Material to process =>
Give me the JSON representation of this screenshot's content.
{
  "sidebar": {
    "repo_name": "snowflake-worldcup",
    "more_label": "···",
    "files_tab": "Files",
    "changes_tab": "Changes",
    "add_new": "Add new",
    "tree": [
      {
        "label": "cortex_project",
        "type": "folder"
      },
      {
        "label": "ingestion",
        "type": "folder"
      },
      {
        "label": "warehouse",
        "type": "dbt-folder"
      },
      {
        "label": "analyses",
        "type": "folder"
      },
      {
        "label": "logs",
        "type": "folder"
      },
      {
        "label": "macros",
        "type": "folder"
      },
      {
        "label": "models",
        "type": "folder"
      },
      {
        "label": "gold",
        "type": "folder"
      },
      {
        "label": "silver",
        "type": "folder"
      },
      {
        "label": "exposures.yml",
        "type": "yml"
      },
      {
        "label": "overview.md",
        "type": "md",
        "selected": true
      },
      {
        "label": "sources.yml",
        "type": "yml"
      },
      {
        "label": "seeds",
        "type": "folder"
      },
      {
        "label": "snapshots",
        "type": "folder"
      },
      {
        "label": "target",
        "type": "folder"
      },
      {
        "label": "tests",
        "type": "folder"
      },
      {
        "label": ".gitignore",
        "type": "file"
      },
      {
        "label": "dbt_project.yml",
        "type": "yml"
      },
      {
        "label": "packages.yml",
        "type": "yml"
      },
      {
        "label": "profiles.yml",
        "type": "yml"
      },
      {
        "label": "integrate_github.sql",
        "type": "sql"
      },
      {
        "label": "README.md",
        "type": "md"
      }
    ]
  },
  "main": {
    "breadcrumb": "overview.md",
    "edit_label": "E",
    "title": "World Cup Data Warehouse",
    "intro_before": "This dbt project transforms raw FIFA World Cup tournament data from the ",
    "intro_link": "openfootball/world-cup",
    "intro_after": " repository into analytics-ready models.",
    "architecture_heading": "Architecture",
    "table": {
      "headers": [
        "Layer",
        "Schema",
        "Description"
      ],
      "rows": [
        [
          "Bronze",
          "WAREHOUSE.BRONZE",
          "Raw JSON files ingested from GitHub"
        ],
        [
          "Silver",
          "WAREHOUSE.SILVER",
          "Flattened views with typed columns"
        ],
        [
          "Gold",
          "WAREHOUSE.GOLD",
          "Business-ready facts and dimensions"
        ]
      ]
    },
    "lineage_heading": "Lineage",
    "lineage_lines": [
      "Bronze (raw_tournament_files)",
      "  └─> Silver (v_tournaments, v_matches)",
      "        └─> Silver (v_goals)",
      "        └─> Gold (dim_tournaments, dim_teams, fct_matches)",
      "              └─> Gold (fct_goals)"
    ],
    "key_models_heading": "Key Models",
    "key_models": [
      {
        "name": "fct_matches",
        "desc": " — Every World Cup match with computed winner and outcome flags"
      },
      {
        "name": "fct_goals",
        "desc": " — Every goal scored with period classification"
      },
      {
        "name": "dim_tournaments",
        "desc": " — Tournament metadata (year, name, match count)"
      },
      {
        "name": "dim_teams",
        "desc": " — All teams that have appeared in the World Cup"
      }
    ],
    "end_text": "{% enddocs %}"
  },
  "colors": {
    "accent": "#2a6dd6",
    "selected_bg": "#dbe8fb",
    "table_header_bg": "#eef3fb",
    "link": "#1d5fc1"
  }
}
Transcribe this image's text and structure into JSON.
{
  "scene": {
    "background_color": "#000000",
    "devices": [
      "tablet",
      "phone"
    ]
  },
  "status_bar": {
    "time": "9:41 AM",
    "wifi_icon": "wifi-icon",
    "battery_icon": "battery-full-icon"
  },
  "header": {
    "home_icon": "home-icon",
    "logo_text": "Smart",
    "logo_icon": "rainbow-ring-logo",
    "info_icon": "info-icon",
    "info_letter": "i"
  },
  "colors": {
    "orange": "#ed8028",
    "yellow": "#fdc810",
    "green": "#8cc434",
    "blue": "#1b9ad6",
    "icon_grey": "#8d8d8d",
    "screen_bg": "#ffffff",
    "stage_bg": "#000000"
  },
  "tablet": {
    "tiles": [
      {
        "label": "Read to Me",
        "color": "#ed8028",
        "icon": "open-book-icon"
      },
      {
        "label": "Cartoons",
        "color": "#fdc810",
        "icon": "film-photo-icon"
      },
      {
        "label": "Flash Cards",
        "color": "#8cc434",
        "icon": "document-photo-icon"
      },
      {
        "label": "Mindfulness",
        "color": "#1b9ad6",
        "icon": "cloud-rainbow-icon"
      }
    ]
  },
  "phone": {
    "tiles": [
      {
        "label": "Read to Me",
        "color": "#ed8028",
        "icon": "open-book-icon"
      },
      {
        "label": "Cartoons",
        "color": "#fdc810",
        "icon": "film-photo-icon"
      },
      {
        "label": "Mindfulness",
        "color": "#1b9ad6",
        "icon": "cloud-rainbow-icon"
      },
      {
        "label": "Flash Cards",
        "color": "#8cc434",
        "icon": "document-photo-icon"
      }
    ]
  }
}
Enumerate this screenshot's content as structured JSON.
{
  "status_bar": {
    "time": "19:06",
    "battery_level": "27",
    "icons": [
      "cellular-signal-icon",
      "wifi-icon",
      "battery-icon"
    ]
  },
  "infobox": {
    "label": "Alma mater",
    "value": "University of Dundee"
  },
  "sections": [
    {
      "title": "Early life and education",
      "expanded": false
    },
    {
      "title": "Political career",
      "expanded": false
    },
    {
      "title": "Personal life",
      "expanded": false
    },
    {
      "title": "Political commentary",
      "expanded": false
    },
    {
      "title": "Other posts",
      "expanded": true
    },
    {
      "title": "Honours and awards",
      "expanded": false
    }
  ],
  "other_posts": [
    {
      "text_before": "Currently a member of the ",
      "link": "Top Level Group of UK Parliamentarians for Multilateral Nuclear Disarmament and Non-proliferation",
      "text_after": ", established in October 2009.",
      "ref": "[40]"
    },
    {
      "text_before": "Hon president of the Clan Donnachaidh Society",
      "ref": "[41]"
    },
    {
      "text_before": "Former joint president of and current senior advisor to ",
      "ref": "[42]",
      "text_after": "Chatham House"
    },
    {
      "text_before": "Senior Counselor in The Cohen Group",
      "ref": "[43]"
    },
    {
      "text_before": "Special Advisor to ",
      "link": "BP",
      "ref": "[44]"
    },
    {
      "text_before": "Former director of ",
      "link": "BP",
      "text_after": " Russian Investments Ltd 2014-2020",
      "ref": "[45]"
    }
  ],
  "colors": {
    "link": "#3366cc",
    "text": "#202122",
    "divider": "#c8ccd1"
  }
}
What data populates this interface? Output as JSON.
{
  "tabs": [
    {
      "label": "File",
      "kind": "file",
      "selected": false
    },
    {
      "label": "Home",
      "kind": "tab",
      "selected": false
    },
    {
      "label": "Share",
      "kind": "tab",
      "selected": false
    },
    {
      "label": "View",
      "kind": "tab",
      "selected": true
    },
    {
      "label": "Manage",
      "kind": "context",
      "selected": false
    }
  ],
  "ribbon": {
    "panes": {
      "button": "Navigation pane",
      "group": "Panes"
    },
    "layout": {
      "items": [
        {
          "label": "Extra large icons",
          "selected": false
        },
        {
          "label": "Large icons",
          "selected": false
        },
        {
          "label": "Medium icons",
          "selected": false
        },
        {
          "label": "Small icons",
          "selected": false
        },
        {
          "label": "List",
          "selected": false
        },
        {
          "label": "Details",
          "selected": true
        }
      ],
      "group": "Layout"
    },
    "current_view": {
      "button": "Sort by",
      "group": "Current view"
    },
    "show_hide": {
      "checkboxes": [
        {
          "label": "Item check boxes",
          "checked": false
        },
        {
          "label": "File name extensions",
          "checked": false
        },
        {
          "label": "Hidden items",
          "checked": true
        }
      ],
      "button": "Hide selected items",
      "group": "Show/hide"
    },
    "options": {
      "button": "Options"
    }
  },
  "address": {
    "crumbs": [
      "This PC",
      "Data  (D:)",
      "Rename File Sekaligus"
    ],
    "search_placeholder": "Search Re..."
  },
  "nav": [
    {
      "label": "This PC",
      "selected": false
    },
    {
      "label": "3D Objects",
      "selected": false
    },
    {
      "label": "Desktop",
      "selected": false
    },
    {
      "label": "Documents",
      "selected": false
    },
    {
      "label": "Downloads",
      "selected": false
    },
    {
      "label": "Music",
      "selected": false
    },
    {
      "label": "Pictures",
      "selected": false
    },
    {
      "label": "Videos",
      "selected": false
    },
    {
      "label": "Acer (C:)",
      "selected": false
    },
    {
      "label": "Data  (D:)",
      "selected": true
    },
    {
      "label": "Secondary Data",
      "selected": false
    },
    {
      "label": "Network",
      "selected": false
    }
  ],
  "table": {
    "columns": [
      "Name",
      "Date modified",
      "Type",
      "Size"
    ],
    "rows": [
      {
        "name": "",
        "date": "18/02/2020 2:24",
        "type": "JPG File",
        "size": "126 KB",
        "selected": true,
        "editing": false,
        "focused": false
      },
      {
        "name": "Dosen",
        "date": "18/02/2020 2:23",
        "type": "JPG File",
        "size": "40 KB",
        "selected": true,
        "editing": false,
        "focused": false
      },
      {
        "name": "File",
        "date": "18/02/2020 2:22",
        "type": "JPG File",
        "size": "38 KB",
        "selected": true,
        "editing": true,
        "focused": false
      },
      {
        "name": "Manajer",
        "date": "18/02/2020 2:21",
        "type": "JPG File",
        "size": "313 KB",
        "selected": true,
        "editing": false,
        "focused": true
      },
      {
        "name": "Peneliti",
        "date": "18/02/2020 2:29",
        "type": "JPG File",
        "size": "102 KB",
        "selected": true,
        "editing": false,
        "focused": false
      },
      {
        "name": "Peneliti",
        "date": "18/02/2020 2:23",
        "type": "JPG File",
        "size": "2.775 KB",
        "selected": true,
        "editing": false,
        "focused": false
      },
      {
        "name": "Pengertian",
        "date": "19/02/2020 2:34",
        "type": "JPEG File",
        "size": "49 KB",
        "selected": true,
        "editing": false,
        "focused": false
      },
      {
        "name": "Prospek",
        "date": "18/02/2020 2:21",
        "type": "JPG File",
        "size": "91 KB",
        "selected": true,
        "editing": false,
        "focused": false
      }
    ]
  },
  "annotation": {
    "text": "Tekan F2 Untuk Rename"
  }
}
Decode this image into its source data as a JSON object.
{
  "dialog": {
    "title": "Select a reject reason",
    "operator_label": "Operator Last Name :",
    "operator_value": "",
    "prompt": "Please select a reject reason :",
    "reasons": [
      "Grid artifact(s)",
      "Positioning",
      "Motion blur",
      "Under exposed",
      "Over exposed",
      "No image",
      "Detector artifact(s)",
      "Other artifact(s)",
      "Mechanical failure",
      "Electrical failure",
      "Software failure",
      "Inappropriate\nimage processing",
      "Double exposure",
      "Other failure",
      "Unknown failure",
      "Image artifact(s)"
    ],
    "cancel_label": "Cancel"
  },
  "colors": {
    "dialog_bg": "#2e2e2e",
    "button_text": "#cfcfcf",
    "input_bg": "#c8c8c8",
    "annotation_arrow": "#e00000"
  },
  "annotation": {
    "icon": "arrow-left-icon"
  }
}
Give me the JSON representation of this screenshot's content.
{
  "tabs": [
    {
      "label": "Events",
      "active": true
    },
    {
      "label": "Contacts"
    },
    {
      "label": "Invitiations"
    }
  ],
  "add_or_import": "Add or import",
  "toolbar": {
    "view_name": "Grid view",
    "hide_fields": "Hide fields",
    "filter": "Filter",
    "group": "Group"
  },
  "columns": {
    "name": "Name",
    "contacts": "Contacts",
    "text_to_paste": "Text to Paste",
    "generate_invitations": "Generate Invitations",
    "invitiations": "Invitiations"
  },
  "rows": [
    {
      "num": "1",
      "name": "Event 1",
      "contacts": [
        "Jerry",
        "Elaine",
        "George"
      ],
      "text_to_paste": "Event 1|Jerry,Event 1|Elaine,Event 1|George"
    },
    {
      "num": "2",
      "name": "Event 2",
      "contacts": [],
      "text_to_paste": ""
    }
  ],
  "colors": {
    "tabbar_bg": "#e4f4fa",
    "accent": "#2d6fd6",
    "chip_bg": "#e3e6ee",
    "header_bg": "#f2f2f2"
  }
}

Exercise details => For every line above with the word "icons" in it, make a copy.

Written reply =>
    "icons": [
          "label": "Extra large icons",
          "label": "Large icons",
          "label": "Medium icons",
          "label": "Small icons",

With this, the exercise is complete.